● TASK GOAL
Exclude the pictures and repeat all of the data exactly.

● SOURCE RECORDS
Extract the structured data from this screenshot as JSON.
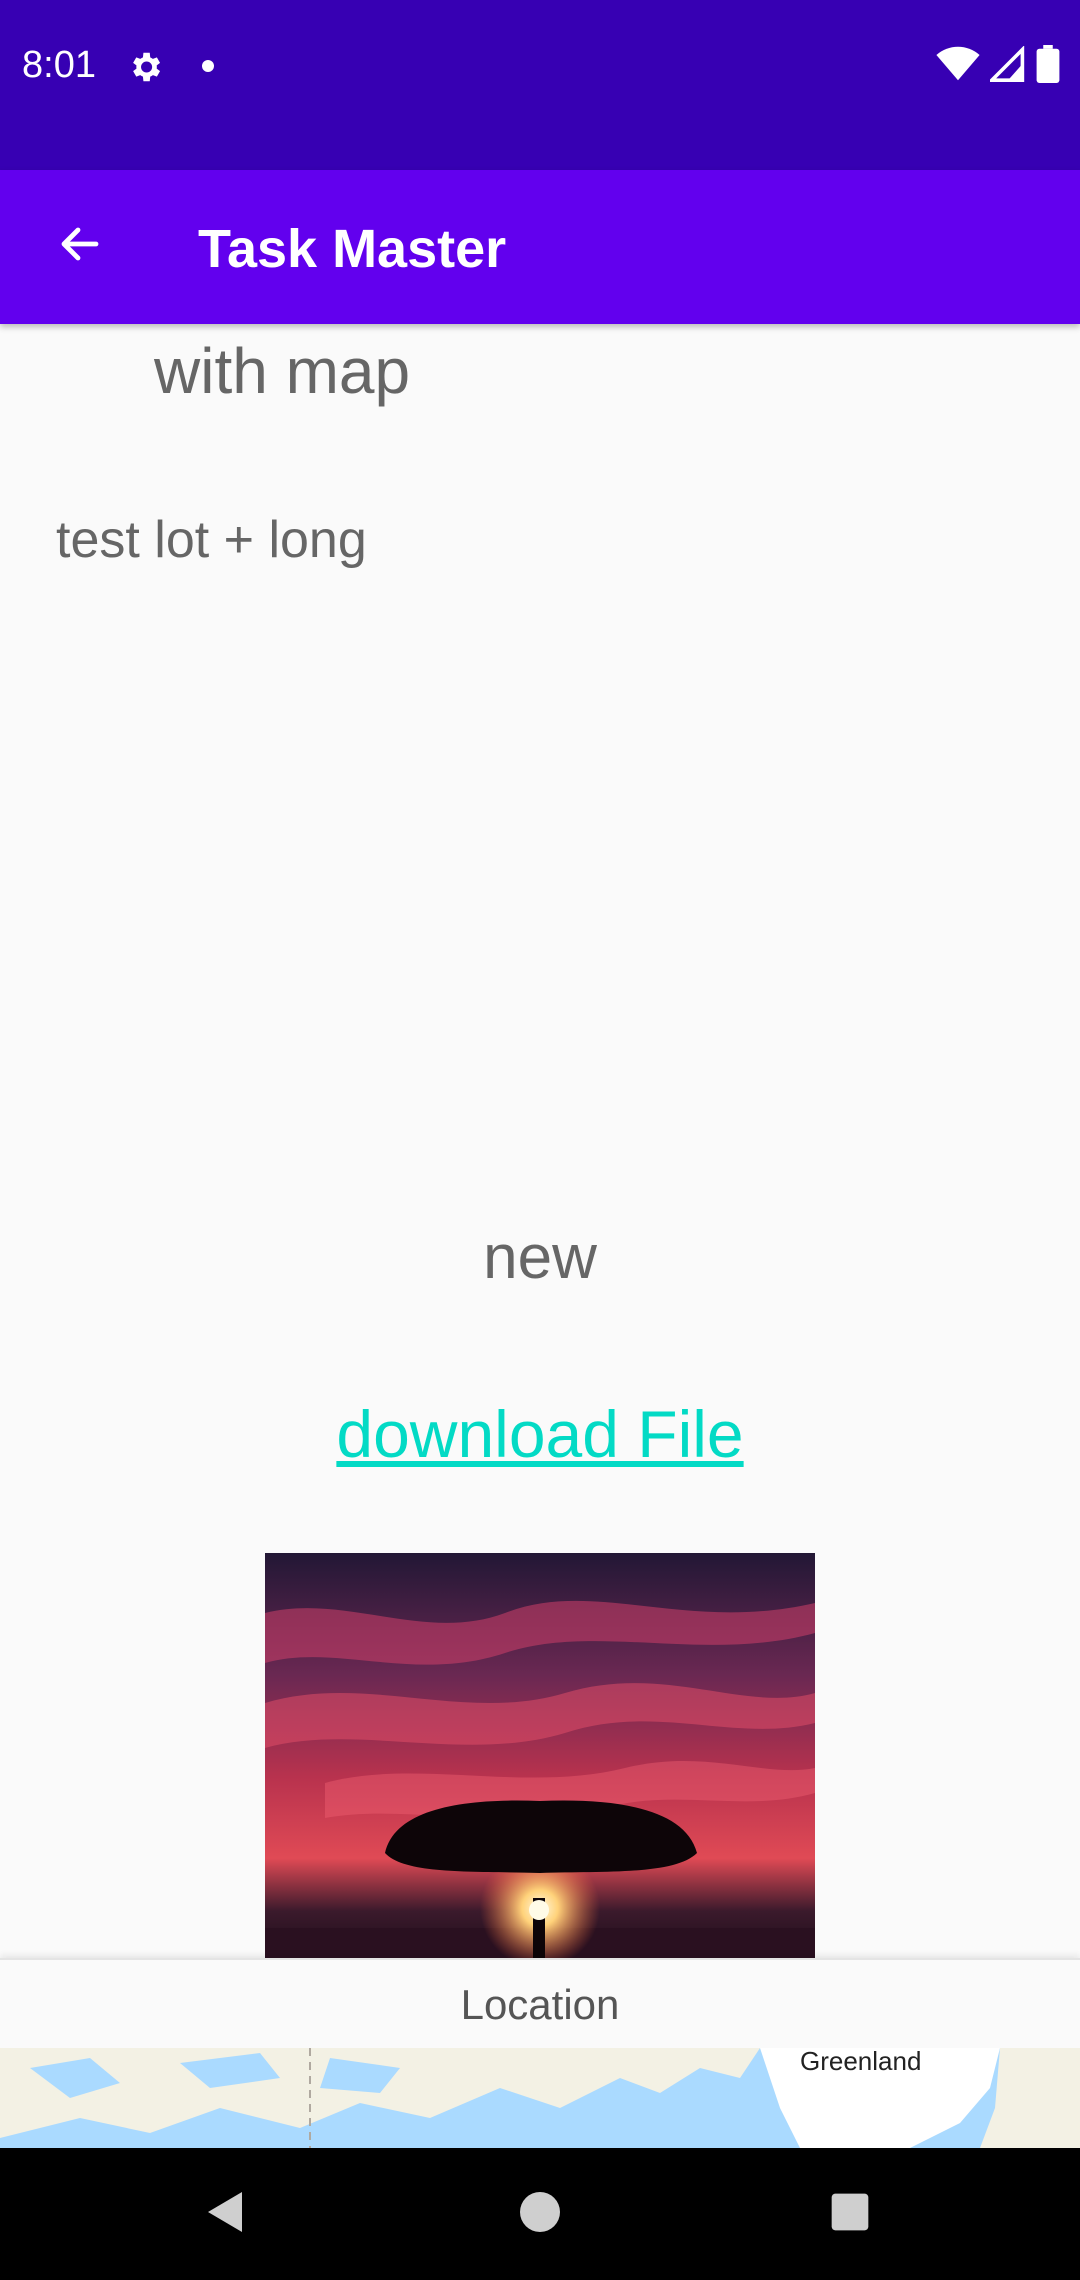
{
  "status_bar": {
    "time": "8:01",
    "icons": [
      "gear-icon",
      "notification-dot-icon",
      "wifi-icon",
      "signal-icon",
      "battery-icon"
    ]
  },
  "app_bar": {
    "title": "Task Master",
    "back_icon": "arrow-back-icon"
  },
  "task": {
    "title": "with map",
    "description": "test lot + long",
    "status": "new",
    "download_link": "download File"
  },
  "location": {
    "label": "Location",
    "map_label": "Greenland"
  },
  "nav_bar": {
    "buttons": [
      "back-triangle-icon",
      "home-circle-icon",
      "recents-square-icon"
    ]
  },
  "colors": {
    "status_bar": "#3700b3",
    "app_bar": "#6200ee",
    "link": "#03dac5",
    "text": "#666666"
  }
}
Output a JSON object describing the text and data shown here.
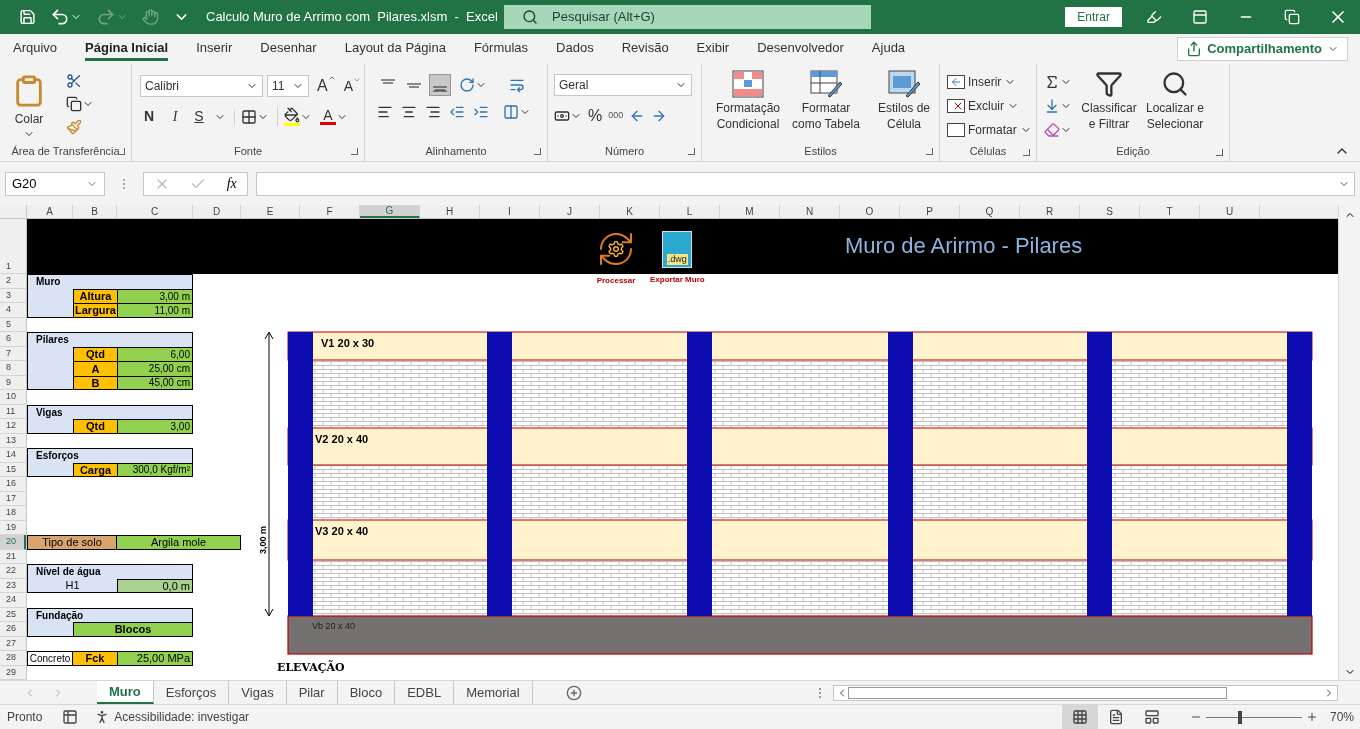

● TASK RESPONSE
Extract the structured data from this screenshot as JSON.
{
  "status_bar": {
    "time": "8:01",
    "icons": [
      "gear-icon",
      "notification-dot-icon",
      "wifi-icon",
      "signal-icon",
      "battery-icon"
    ]
  },
  "app_bar": {
    "title": "Task Master",
    "back_icon": "arrow-back-icon"
  },
  "task": {
    "title": "with map",
    "description": "test lot + long",
    "status": "new",
    "download_link": "download File"
  },
  "location": {
    "label": "Location",
    "map_label": "Greenland"
  },
  "nav_bar": {
    "buttons": [
      "back-triangle-icon",
      "home-circle-icon",
      "recents-square-icon"
    ]
  },
  "colors": {
    "status_bar": "#3700b3",
    "app_bar": "#6200ee",
    "link": "#03dac5",
    "text": "#666666"
  }
}
Output a JSON object describing the text and data shown here.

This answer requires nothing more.